Dataset rows describing interfaces:
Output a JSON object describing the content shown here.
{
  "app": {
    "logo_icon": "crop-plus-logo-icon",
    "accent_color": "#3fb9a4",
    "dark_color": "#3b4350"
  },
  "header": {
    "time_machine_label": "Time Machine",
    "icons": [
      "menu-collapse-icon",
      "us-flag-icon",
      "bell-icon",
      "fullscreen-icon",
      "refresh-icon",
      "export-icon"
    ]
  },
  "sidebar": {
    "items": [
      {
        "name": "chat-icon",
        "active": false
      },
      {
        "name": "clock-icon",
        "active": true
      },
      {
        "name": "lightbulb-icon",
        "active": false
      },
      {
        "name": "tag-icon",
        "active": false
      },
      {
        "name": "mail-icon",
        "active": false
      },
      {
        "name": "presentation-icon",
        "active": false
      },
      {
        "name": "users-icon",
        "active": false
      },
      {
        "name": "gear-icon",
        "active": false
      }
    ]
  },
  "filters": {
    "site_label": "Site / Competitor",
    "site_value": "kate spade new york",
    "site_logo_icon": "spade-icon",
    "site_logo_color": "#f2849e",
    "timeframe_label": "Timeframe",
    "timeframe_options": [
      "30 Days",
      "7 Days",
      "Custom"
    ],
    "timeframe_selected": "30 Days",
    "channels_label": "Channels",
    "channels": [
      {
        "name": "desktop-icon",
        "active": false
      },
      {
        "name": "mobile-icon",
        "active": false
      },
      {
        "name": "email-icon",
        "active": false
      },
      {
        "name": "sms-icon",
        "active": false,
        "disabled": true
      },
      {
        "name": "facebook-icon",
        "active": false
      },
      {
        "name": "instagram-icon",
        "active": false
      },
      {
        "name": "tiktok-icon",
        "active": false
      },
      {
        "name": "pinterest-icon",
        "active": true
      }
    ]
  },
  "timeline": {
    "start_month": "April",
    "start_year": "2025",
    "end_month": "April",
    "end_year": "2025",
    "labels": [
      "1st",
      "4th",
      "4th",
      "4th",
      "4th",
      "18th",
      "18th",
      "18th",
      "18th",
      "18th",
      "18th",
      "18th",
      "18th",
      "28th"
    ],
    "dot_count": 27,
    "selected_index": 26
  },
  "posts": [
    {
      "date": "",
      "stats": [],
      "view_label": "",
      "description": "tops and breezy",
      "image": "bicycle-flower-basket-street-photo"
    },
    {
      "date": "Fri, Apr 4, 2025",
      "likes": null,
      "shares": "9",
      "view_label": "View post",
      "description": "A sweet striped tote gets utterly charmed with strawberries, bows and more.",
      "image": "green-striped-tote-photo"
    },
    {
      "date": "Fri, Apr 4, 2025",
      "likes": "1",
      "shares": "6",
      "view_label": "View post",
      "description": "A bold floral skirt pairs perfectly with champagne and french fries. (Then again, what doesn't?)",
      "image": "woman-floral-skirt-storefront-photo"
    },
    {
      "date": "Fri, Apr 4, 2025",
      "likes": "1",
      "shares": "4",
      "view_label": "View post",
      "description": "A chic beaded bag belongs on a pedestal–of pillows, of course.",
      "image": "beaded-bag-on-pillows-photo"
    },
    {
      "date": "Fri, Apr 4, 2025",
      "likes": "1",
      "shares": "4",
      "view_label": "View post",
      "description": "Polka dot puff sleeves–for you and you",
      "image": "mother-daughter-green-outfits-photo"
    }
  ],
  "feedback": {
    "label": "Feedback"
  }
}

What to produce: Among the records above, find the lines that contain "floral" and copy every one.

Reply to the exercise:
      "description": "A bold floral skirt pairs perfectly with champagne and french fries. (Then again, what doesn't?)",
      "image": "woman-floral-skirt-storefront-photo"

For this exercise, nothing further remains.